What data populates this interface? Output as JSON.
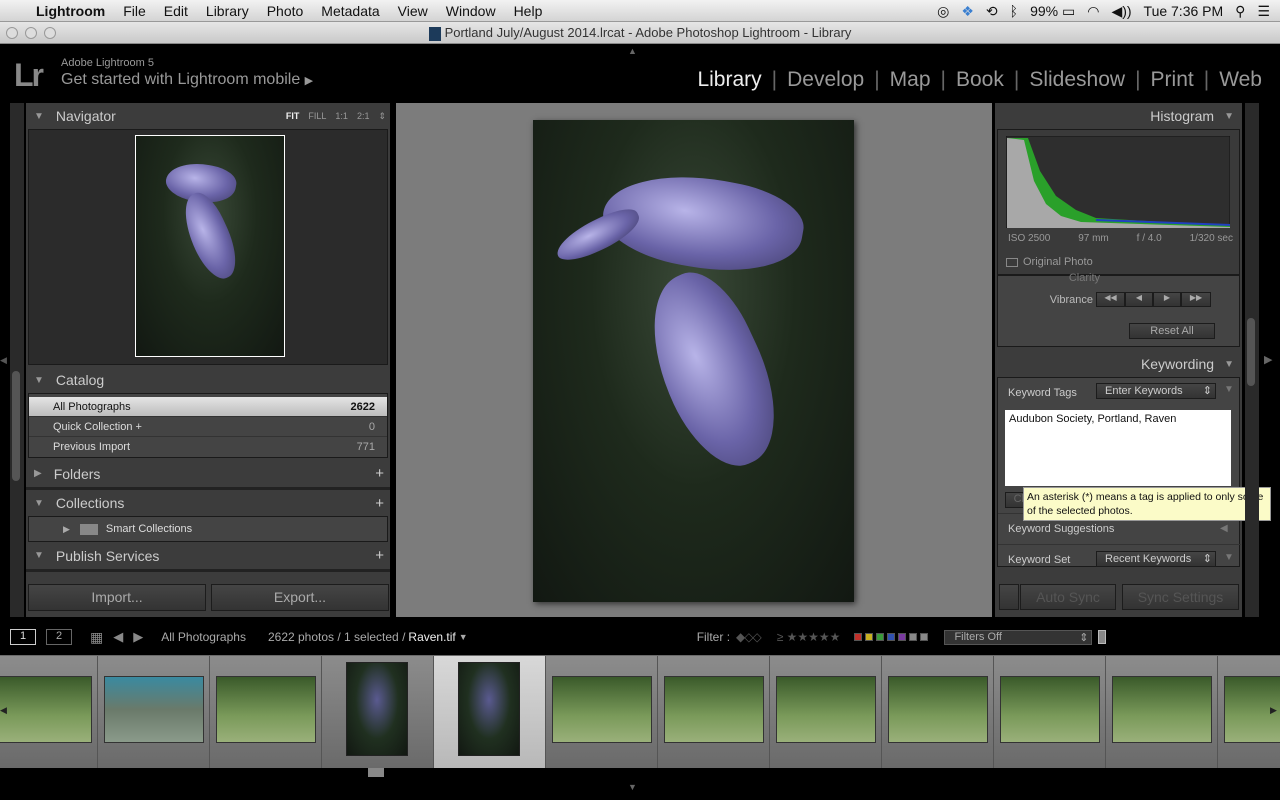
{
  "menubar": {
    "app": "Lightroom",
    "items": [
      "File",
      "Edit",
      "Library",
      "Photo",
      "Metadata",
      "View",
      "Window",
      "Help"
    ],
    "battery": "99%",
    "clock": "Tue 7:36 PM"
  },
  "window": {
    "title": "Portland July/August 2014.lrcat - Adobe Photoshop Lightroom - Library"
  },
  "identity": {
    "logo": "Lr",
    "product": "Adobe Lightroom 5",
    "tagline": "Get started with Lightroom mobile",
    "modules": [
      "Library",
      "Develop",
      "Map",
      "Book",
      "Slideshow",
      "Print",
      "Web"
    ],
    "active_module": "Library"
  },
  "left": {
    "navigator": {
      "title": "Navigator",
      "zooms": [
        "FIT",
        "FILL",
        "1:1",
        "2:1"
      ],
      "active_zoom": "FIT"
    },
    "catalog": {
      "title": "Catalog",
      "items": [
        {
          "label": "All Photographs",
          "count": "2622"
        },
        {
          "label": "Quick Collection +",
          "count": "0"
        },
        {
          "label": "Previous Import",
          "count": "771"
        }
      ]
    },
    "folders": {
      "title": "Folders"
    },
    "collections": {
      "title": "Collections",
      "items": [
        "Smart Collections"
      ]
    },
    "publish": {
      "title": "Publish Services"
    },
    "import_label": "Import...",
    "export_label": "Export..."
  },
  "right": {
    "histogram": {
      "title": "Histogram",
      "iso": "ISO 2500",
      "focal": "97 mm",
      "aperture": "f / 4.0",
      "shutter": "1/320 sec",
      "original_photo": "Original Photo"
    },
    "quick_develop": {
      "clarity": "Clarity",
      "vibrance": "Vibrance",
      "reset": "Reset All"
    },
    "keywording": {
      "title": "Keywording",
      "tags_label": "Keyword Tags",
      "tags_mode": "Enter Keywords",
      "keywords": "Audubon Society, Portland, Raven",
      "click_hint": "Cli",
      "tooltip": "An asterisk (*) means a tag is applied to only some of the selected photos.",
      "suggestions": "Keyword Suggestions",
      "set_label": "Keyword Set",
      "set_value": "Recent Keywords"
    },
    "auto_sync": "Auto Sync",
    "sync_settings": "Sync Settings"
  },
  "filmstrip": {
    "page1": "1",
    "page2": "2",
    "source": "All Photographs",
    "count": "2622 photos / 1 selected /",
    "filename": "Raven.tif",
    "filter_label": "Filter :",
    "filters_value": "Filters Off",
    "label_colors": [
      "#c0302a",
      "#c8b020",
      "#3a9a3a",
      "#3050b0",
      "#7a3aa0",
      "#888888",
      "#888888"
    ]
  }
}
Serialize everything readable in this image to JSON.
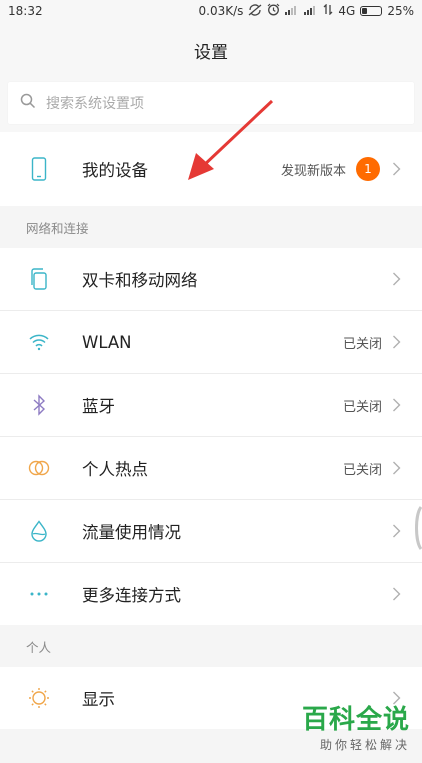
{
  "status_bar": {
    "time": "18:32",
    "speed": "0.03K/s",
    "network": "4G",
    "battery": "25%"
  },
  "title": "设置",
  "search": {
    "placeholder": "搜索系统设置项"
  },
  "device": {
    "label": "我的设备",
    "value": "发现新版本",
    "badge": "1"
  },
  "section_network": {
    "header": "网络和连接",
    "items": [
      {
        "label": "双卡和移动网络",
        "value": ""
      },
      {
        "label": "WLAN",
        "value": "已关闭"
      },
      {
        "label": "蓝牙",
        "value": "已关闭"
      },
      {
        "label": "个人热点",
        "value": "已关闭"
      },
      {
        "label": "流量使用情况",
        "value": ""
      },
      {
        "label": "更多连接方式",
        "value": ""
      }
    ]
  },
  "section_personal": {
    "header": "个人",
    "items": [
      {
        "label": "显示",
        "value": ""
      }
    ]
  },
  "watermark": {
    "main": "百科全说",
    "sub": "助你轻松解决"
  },
  "colors": {
    "accent": "#3bb5c8",
    "badge": "#ff6b00",
    "bluetooth": "#8e7cc3",
    "hotspot": "#f0a64a",
    "display": "#f0a64a",
    "arrow": "#e53935",
    "watermark": "#2aa84a"
  }
}
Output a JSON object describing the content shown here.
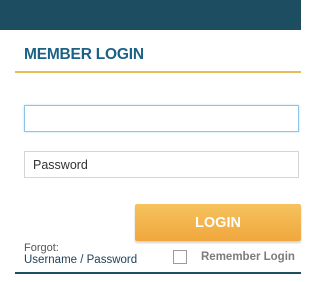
{
  "header": {
    "title": "MEMBER LOGIN"
  },
  "form": {
    "username": {
      "value": "",
      "placeholder": ""
    },
    "password": {
      "value": "",
      "placeholder": "Password"
    },
    "login_label": "LOGIN",
    "forgot_label": "Forgot:",
    "forgot_link": "Username / Password",
    "remember_label": "Remember Login",
    "remember_checked": false
  },
  "colors": {
    "header_bar": "#1d4d61",
    "title_text": "#1c6287",
    "accent_rule": "#e5bd56",
    "button": "#f0a73d"
  }
}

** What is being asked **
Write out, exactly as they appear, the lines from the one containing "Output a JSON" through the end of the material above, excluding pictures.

** Output **
Output a JSON object describing the content shown here.
{
  "header": {
    "title": "MEMBER LOGIN"
  },
  "form": {
    "username": {
      "value": "",
      "placeholder": ""
    },
    "password": {
      "value": "",
      "placeholder": "Password"
    },
    "login_label": "LOGIN",
    "forgot_label": "Forgot:",
    "forgot_link": "Username / Password",
    "remember_label": "Remember Login",
    "remember_checked": false
  },
  "colors": {
    "header_bar": "#1d4d61",
    "title_text": "#1c6287",
    "accent_rule": "#e5bd56",
    "button": "#f0a73d"
  }
}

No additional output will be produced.